Issue 125

Welcome to another issue of Haskell Weekly! Haskell is a safe, purely functional programming language with a fast, concurrent runtime. This is a weekly summary of what’s going on in its community.


  • Abusing the continuation monad

    I intend to bootstrap a blog by writing about 2 of my old papers, Monad Transformers for Backtracking Search and The Selection Monad as a CPS Transformation.

  • Algebraic effects

    My recommendation: if the performance of using extensible effects is acceptable in your application and you are willing to pay the cost of less ecosystem support, I would strongly recommend the freer-simple extensible effect library.

  • Announcing exchangerates

    Free currency exchange rate API’s are surprisingly hard to find. is the only one that I found, so I decided to write a little Haskell client to call the API.

  • Deriving the state monad

    I am currently learning Haskell. When I encountered monads, I wanted to understand it from examples and first principles. This article is my attempt to understand monads, particularly the state monad purely from examples.

  • Haskell WebAssembly calling JavaScript and back again

    Previously, we announced the Asterius compiler, a new GHC-backend that translates Haskell to WebAssembly. Today, we are proud to introduce a critical new feature: Haskell-JavaScript interop via a dedicated foreign function interface.

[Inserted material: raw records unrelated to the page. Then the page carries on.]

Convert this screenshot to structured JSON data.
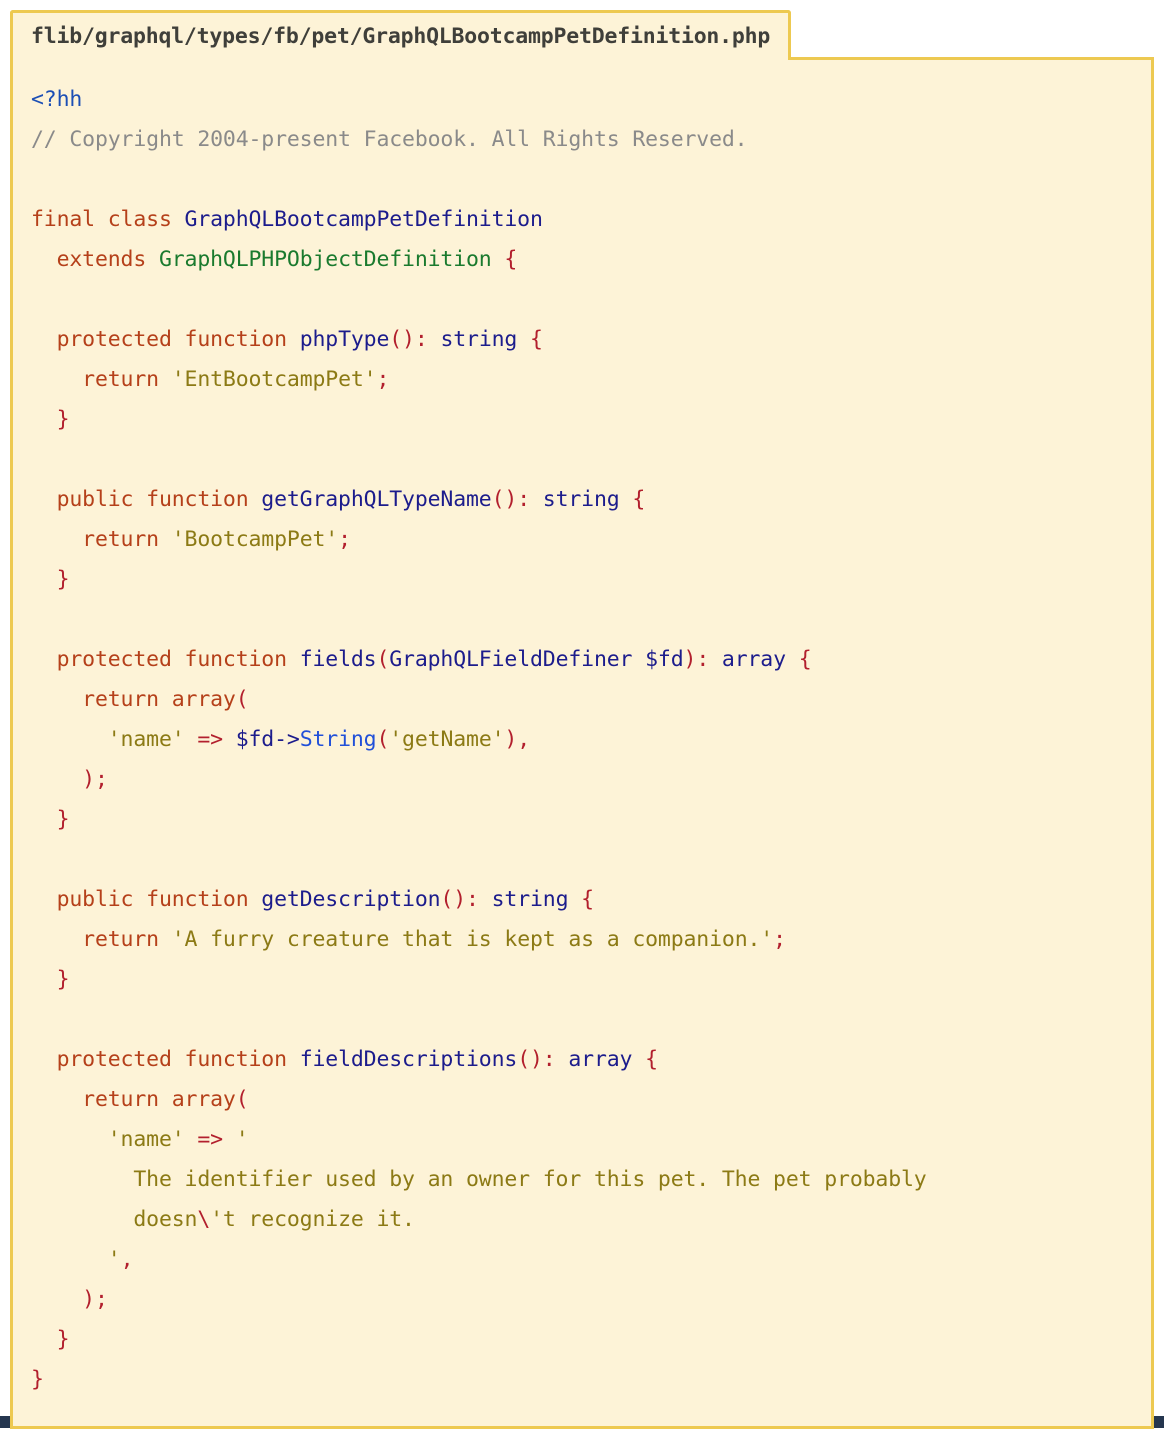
{
  "file": {
    "path": "flib/graphql/types/fb/pet/GraphQLBootcampPetDefinition.php",
    "language": "hack-php"
  },
  "theme": {
    "background": "#fdf3d7",
    "border": "#edc951",
    "keyword": "#b5401a",
    "class_name": "#1c1c8c",
    "parent_class": "#1a7a2e",
    "punctuation": "#b21f2d",
    "string": "#8c7a15",
    "comment": "#8a8a8a",
    "open_tag": "#1c4fb5",
    "method_call": "#2150d8",
    "header_text": "#3f3f3a",
    "bottom_band": "#25364f"
  },
  "code": {
    "lines": [
      {
        "n": 1,
        "tokens": [
          {
            "t": "<?hh",
            "c": "t-tag"
          }
        ]
      },
      {
        "n": 2,
        "tokens": [
          {
            "t": "// Copyright 2004-present Facebook. All Rights Reserved.",
            "c": "t-cmt"
          }
        ]
      },
      {
        "n": 3,
        "tokens": []
      },
      {
        "n": 4,
        "tokens": [
          {
            "t": "final class ",
            "c": "t-kw"
          },
          {
            "t": "GraphQLBootcampPetDefinition",
            "c": "t-cls"
          }
        ]
      },
      {
        "n": 5,
        "tokens": [
          {
            "t": "  extends ",
            "c": "t-kw"
          },
          {
            "t": "GraphQLPHPObjectDefinition",
            "c": "t-parent"
          },
          {
            "t": " {",
            "c": "t-punc"
          }
        ]
      },
      {
        "n": 6,
        "tokens": []
      },
      {
        "n": 7,
        "tokens": [
          {
            "t": "  protected function ",
            "c": "t-kw"
          },
          {
            "t": "phpType",
            "c": "t-fn"
          },
          {
            "t": "()",
            "c": "t-punc"
          },
          {
            "t": ": ",
            "c": "t-punc"
          },
          {
            "t": "string",
            "c": "t-type"
          },
          {
            "t": " {",
            "c": "t-punc"
          }
        ]
      },
      {
        "n": 8,
        "tokens": [
          {
            "t": "    return ",
            "c": "t-kw"
          },
          {
            "t": "'EntBootcampPet'",
            "c": "t-str"
          },
          {
            "t": ";",
            "c": "t-punc"
          }
        ]
      },
      {
        "n": 9,
        "tokens": [
          {
            "t": "  }",
            "c": "t-punc"
          }
        ]
      },
      {
        "n": 10,
        "tokens": []
      },
      {
        "n": 11,
        "tokens": [
          {
            "t": "  public function ",
            "c": "t-kw"
          },
          {
            "t": "getGraphQLTypeName",
            "c": "t-fn"
          },
          {
            "t": "()",
            "c": "t-punc"
          },
          {
            "t": ": ",
            "c": "t-punc"
          },
          {
            "t": "string",
            "c": "t-type"
          },
          {
            "t": " {",
            "c": "t-punc"
          }
        ]
      },
      {
        "n": 12,
        "tokens": [
          {
            "t": "    return ",
            "c": "t-kw"
          },
          {
            "t": "'BootcampPet'",
            "c": "t-str"
          },
          {
            "t": ";",
            "c": "t-punc"
          }
        ]
      },
      {
        "n": 13,
        "tokens": [
          {
            "t": "  }",
            "c": "t-punc"
          }
        ]
      },
      {
        "n": 14,
        "tokens": []
      },
      {
        "n": 15,
        "tokens": [
          {
            "t": "  protected function ",
            "c": "t-kw"
          },
          {
            "t": "fields",
            "c": "t-fn"
          },
          {
            "t": "(",
            "c": "t-punc"
          },
          {
            "t": "GraphQLFieldDefiner",
            "c": "t-cls"
          },
          {
            "t": " ",
            "c": "t-punc"
          },
          {
            "t": "$fd",
            "c": "t-var"
          },
          {
            "t": ")",
            "c": "t-punc"
          },
          {
            "t": ": ",
            "c": "t-punc"
          },
          {
            "t": "array",
            "c": "t-type"
          },
          {
            "t": " {",
            "c": "t-punc"
          }
        ]
      },
      {
        "n": 16,
        "tokens": [
          {
            "t": "    return array",
            "c": "t-kw"
          },
          {
            "t": "(",
            "c": "t-punc"
          }
        ]
      },
      {
        "n": 17,
        "tokens": [
          {
            "t": "      ",
            "c": "t-punc"
          },
          {
            "t": "'name'",
            "c": "t-str"
          },
          {
            "t": " => ",
            "c": "t-punc"
          },
          {
            "t": "$fd->",
            "c": "t-var"
          },
          {
            "t": "String",
            "c": "t-call"
          },
          {
            "t": "(",
            "c": "t-punc"
          },
          {
            "t": "'getName'",
            "c": "t-str"
          },
          {
            "t": "),",
            "c": "t-punc"
          }
        ]
      },
      {
        "n": 18,
        "tokens": [
          {
            "t": "    );",
            "c": "t-punc"
          }
        ]
      },
      {
        "n": 19,
        "tokens": [
          {
            "t": "  }",
            "c": "t-punc"
          }
        ]
      },
      {
        "n": 20,
        "tokens": []
      },
      {
        "n": 21,
        "tokens": [
          {
            "t": "  public function ",
            "c": "t-kw"
          },
          {
            "t": "getDescription",
            "c": "t-fn"
          },
          {
            "t": "()",
            "c": "t-punc"
          },
          {
            "t": ": ",
            "c": "t-punc"
          },
          {
            "t": "string",
            "c": "t-type"
          },
          {
            "t": " {",
            "c": "t-punc"
          }
        ]
      },
      {
        "n": 22,
        "tokens": [
          {
            "t": "    return ",
            "c": "t-kw"
          },
          {
            "t": "'A furry creature that is kept as a companion.'",
            "c": "t-str"
          },
          {
            "t": ";",
            "c": "t-punc"
          }
        ]
      },
      {
        "n": 23,
        "tokens": [
          {
            "t": "  }",
            "c": "t-punc"
          }
        ]
      },
      {
        "n": 24,
        "tokens": []
      },
      {
        "n": 25,
        "tokens": [
          {
            "t": "  protected function ",
            "c": "t-kw"
          },
          {
            "t": "fieldDescriptions",
            "c": "t-fn"
          },
          {
            "t": "()",
            "c": "t-punc"
          },
          {
            "t": ": ",
            "c": "t-punc"
          },
          {
            "t": "array",
            "c": "t-type"
          },
          {
            "t": " {",
            "c": "t-punc"
          }
        ]
      },
      {
        "n": 26,
        "tokens": [
          {
            "t": "    return array",
            "c": "t-kw"
          },
          {
            "t": "(",
            "c": "t-punc"
          }
        ]
      },
      {
        "n": 27,
        "tokens": [
          {
            "t": "      ",
            "c": "t-punc"
          },
          {
            "t": "'name'",
            "c": "t-str"
          },
          {
            "t": " => ",
            "c": "t-punc"
          },
          {
            "t": "'",
            "c": "t-str"
          }
        ]
      },
      {
        "n": 28,
        "tokens": [
          {
            "t": "        The identifier used by an owner for this pet. The pet probably",
            "c": "t-str"
          }
        ]
      },
      {
        "n": 29,
        "tokens": [
          {
            "t": "        doesn",
            "c": "t-str"
          },
          {
            "t": "\\",
            "c": "t-esc"
          },
          {
            "t": "'t recognize it.",
            "c": "t-str"
          }
        ]
      },
      {
        "n": 30,
        "tokens": [
          {
            "t": "      '",
            "c": "t-str"
          },
          {
            "t": ",",
            "c": "t-punc"
          }
        ]
      },
      {
        "n": 31,
        "tokens": [
          {
            "t": "    );",
            "c": "t-punc"
          }
        ]
      },
      {
        "n": 32,
        "tokens": [
          {
            "t": "  }",
            "c": "t-punc"
          }
        ]
      },
      {
        "n": 33,
        "tokens": [
          {
            "t": "}",
            "c": "t-punc"
          }
        ]
      }
    ]
  }
}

  • Packaging a Haskell library for artifact evaluation using Nix

    This year I packaged two artifacts for the ICFP artifact evaluation process. This post explains the system I used to make it easy to produce the Docker images using Nix.

  • Roll your own stack traces

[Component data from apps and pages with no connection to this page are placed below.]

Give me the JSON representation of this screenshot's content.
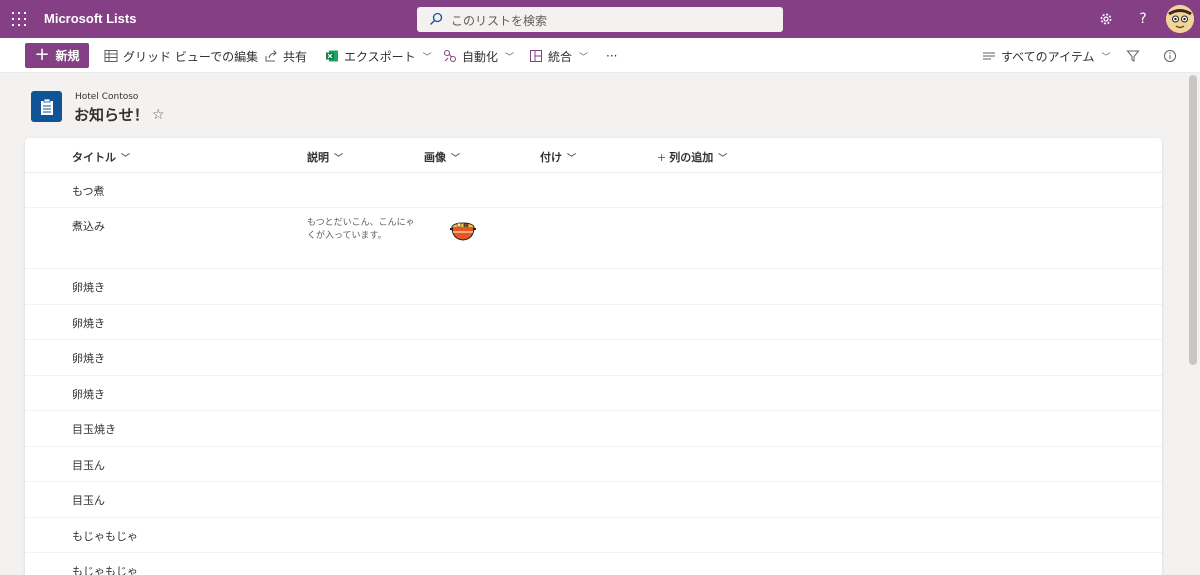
{
  "app": {
    "title": "Microsoft Lists"
  },
  "search": {
    "placeholder": "このリストを検索"
  },
  "colors": {
    "brand": "#854085",
    "list_icon": "#0f5496"
  },
  "toolbar": {
    "new_label": "新規",
    "grid_edit": "グリッド ビューでの編集",
    "share": "共有",
    "export": "エクスポート",
    "automate": "自動化",
    "integrate": "統合",
    "more": "···",
    "view_name": "すべてのアイテム"
  },
  "list": {
    "site": "Hotel Contoso",
    "name": "お知らせ！"
  },
  "columns": {
    "title": "タイトル",
    "description": "説明",
    "image": "画像",
    "attached": "付け",
    "add_column": "列の追加"
  },
  "rows": [
    {
      "title": "もつ煮"
    },
    {
      "title": "煮込み",
      "description": "もつとだいこん、こんにゃくが入っています。",
      "image": "oden-pot-icon"
    },
    {
      "title": "卵焼き"
    },
    {
      "title": "卵焼き"
    },
    {
      "title": "卵焼き"
    },
    {
      "title": "卵焼き"
    },
    {
      "title": "目玉焼き"
    },
    {
      "title": "目玉ん"
    },
    {
      "title": "目玉ん"
    },
    {
      "title": "もじゃもじゃ"
    },
    {
      "title": "もじゃもじゃ"
    }
  ]
}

    Stack traces are great for a developer because they give you more contextual information about where in your code an error occurred, and often this can be enough to help you pin down the bug. But what about in Haskell?

  • Simple web routing with Spock

    In these next two articles, we’ll examine Spock, another HTTP library. We’ll compare it to Servant and see what the different design decisions are. We’ll start this week by looking at the basics of routing.

  • Your easy guide to monads, applicatives, & functors

    If you’d like to see what you can do with functors, applicatives, and monads, check out Movie Monad and Gifcurry —  two desktop GUI apps created with Haskell, a purely functional programming language.

In brief

Package of the week

This week’s package of the week is simple-reflect, a library that allows reflection of expressions containing variables. Reflection here means that a Haskell expression is turned into a string.

Call for participation